◆ Activity:
Looking at the data below, count the lines that contain the string "kind". Write only the total.

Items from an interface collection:

========

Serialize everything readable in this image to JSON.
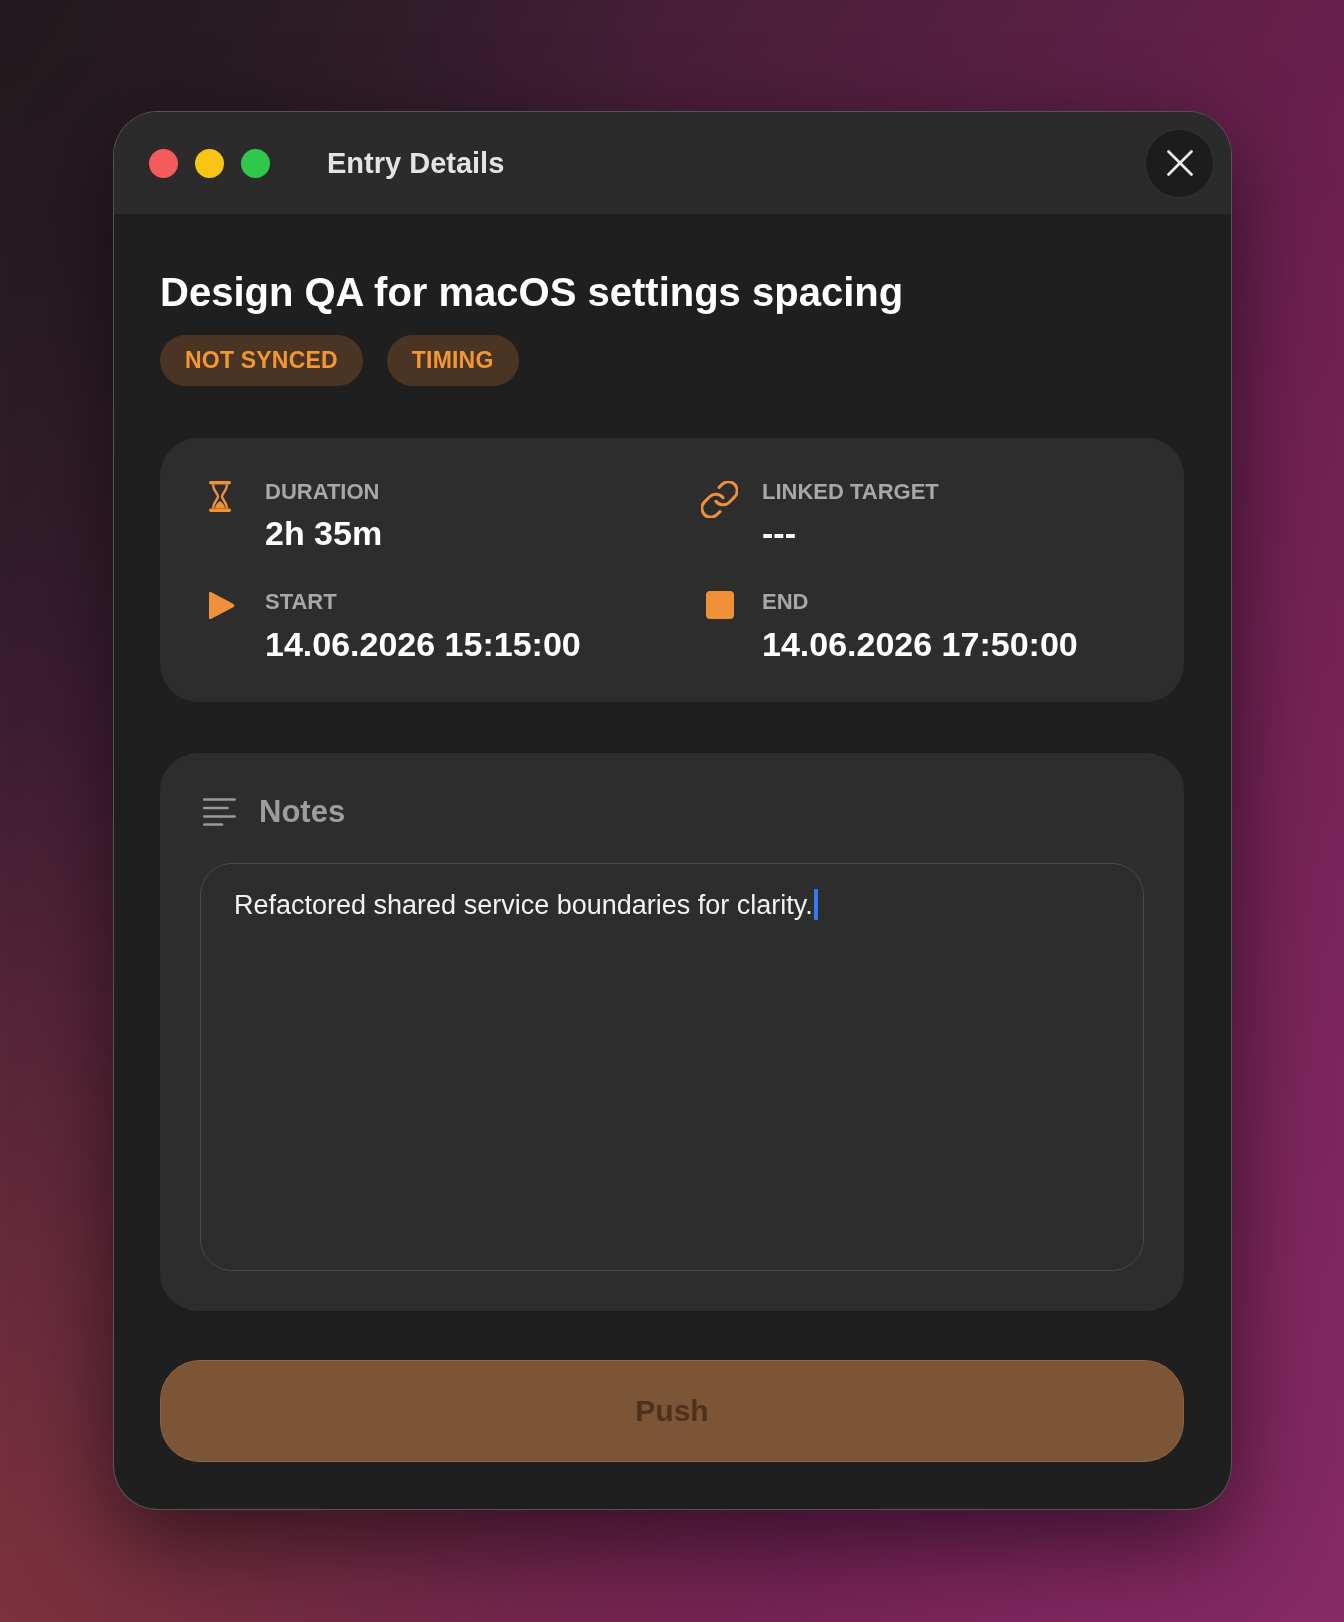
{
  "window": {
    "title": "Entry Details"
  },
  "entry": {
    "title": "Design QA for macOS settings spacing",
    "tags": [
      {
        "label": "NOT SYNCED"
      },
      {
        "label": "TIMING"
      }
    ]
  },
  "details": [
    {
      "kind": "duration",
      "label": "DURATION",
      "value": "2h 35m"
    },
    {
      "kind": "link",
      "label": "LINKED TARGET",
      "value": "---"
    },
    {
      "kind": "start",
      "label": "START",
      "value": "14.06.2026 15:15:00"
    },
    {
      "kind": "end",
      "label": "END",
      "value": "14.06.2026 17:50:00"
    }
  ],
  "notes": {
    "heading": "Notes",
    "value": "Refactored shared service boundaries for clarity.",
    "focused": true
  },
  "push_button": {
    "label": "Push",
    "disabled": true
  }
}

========

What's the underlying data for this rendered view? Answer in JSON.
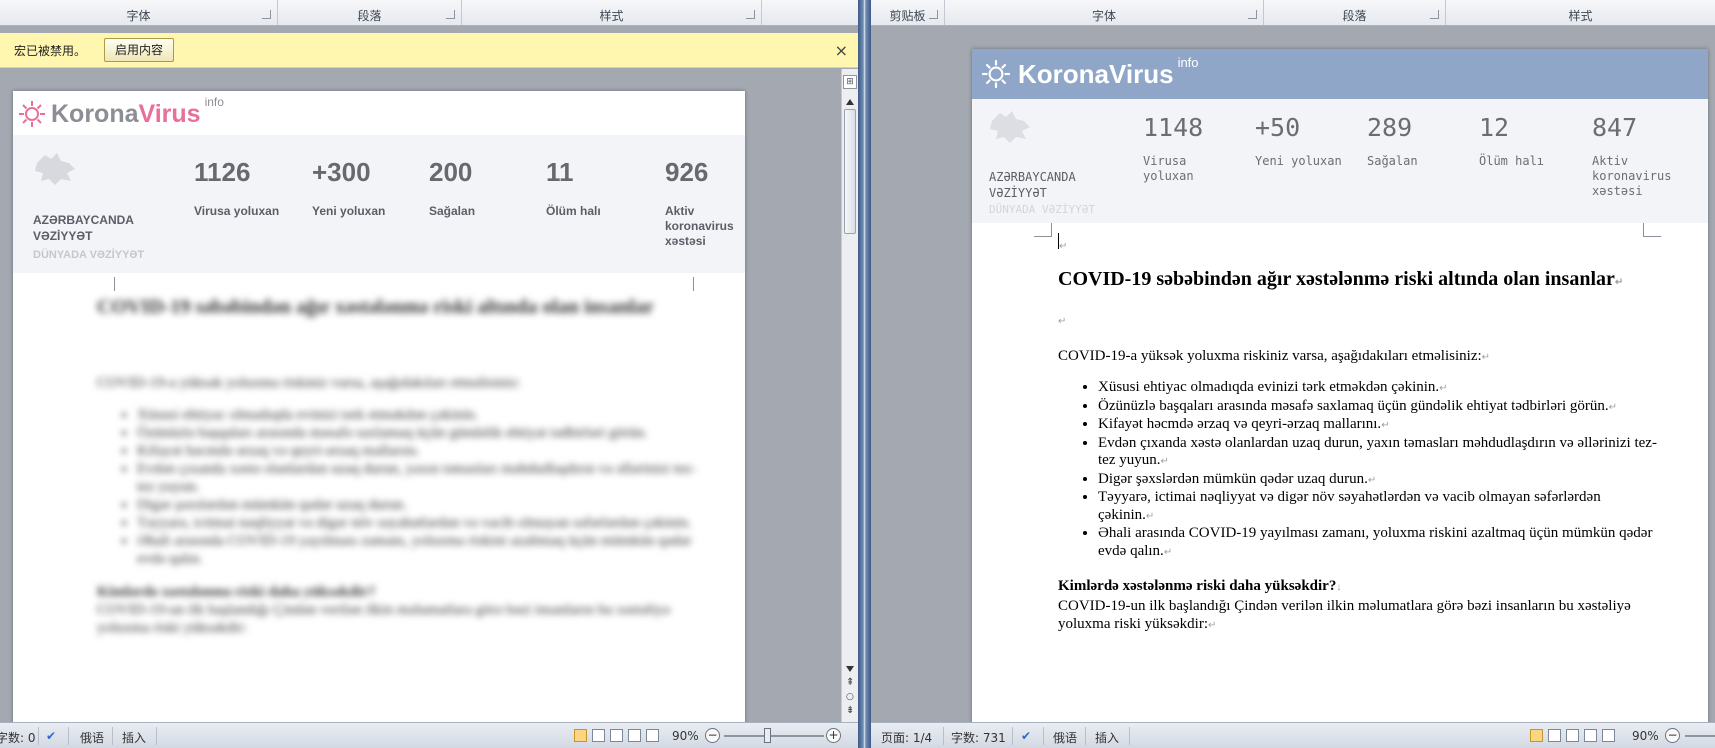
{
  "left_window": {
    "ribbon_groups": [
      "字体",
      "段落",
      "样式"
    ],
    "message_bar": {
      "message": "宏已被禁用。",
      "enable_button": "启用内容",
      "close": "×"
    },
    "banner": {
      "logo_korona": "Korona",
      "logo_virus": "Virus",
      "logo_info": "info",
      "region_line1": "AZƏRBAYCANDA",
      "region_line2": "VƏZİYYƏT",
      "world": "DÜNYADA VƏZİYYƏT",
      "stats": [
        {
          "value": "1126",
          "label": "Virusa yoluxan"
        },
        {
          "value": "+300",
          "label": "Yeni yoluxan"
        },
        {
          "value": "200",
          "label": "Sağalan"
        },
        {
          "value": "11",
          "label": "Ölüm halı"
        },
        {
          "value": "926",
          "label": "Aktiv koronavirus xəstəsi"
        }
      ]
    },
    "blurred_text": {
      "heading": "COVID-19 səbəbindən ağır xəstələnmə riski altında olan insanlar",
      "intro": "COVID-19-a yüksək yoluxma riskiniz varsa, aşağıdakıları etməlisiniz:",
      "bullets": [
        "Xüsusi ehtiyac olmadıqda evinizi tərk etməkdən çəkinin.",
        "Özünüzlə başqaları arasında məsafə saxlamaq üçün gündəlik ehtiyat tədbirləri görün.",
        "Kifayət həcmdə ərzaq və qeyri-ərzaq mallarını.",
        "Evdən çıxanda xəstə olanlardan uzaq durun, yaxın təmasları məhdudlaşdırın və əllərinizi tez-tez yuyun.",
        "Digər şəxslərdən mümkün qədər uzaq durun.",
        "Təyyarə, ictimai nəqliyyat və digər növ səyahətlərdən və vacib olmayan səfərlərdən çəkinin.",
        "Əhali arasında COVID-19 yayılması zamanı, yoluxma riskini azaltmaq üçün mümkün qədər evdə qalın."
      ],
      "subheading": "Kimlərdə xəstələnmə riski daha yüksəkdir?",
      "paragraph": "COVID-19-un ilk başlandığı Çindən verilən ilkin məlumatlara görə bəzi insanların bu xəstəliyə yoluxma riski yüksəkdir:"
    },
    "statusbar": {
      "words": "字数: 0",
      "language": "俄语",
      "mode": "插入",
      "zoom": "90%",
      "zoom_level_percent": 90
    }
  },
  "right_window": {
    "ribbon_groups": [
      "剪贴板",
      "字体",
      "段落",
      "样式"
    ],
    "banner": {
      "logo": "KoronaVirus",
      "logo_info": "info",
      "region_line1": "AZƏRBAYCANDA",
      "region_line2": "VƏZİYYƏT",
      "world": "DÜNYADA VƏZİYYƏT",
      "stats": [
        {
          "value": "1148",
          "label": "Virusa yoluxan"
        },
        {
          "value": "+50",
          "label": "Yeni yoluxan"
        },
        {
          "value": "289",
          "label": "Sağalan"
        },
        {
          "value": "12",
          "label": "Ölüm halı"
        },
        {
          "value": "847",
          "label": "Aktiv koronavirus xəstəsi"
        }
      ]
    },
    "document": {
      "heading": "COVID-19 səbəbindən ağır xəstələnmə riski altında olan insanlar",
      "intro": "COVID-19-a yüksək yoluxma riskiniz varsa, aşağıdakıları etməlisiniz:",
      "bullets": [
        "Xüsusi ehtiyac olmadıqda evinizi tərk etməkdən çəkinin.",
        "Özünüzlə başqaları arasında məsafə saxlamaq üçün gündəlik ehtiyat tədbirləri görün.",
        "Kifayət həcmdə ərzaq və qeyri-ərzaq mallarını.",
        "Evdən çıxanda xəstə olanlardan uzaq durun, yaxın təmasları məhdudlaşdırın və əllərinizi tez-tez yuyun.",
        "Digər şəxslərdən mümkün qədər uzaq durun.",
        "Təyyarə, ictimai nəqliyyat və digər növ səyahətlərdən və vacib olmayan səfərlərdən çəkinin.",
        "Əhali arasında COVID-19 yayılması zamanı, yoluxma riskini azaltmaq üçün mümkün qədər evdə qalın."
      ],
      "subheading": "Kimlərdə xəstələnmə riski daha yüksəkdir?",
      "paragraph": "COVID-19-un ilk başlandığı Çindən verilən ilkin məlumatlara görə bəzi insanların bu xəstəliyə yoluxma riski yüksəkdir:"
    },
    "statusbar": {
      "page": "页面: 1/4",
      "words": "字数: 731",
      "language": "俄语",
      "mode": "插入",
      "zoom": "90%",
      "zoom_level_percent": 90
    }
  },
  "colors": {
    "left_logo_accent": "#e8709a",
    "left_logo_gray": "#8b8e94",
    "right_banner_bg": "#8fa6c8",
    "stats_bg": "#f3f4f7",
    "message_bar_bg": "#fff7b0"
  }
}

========

◆ Result below:
4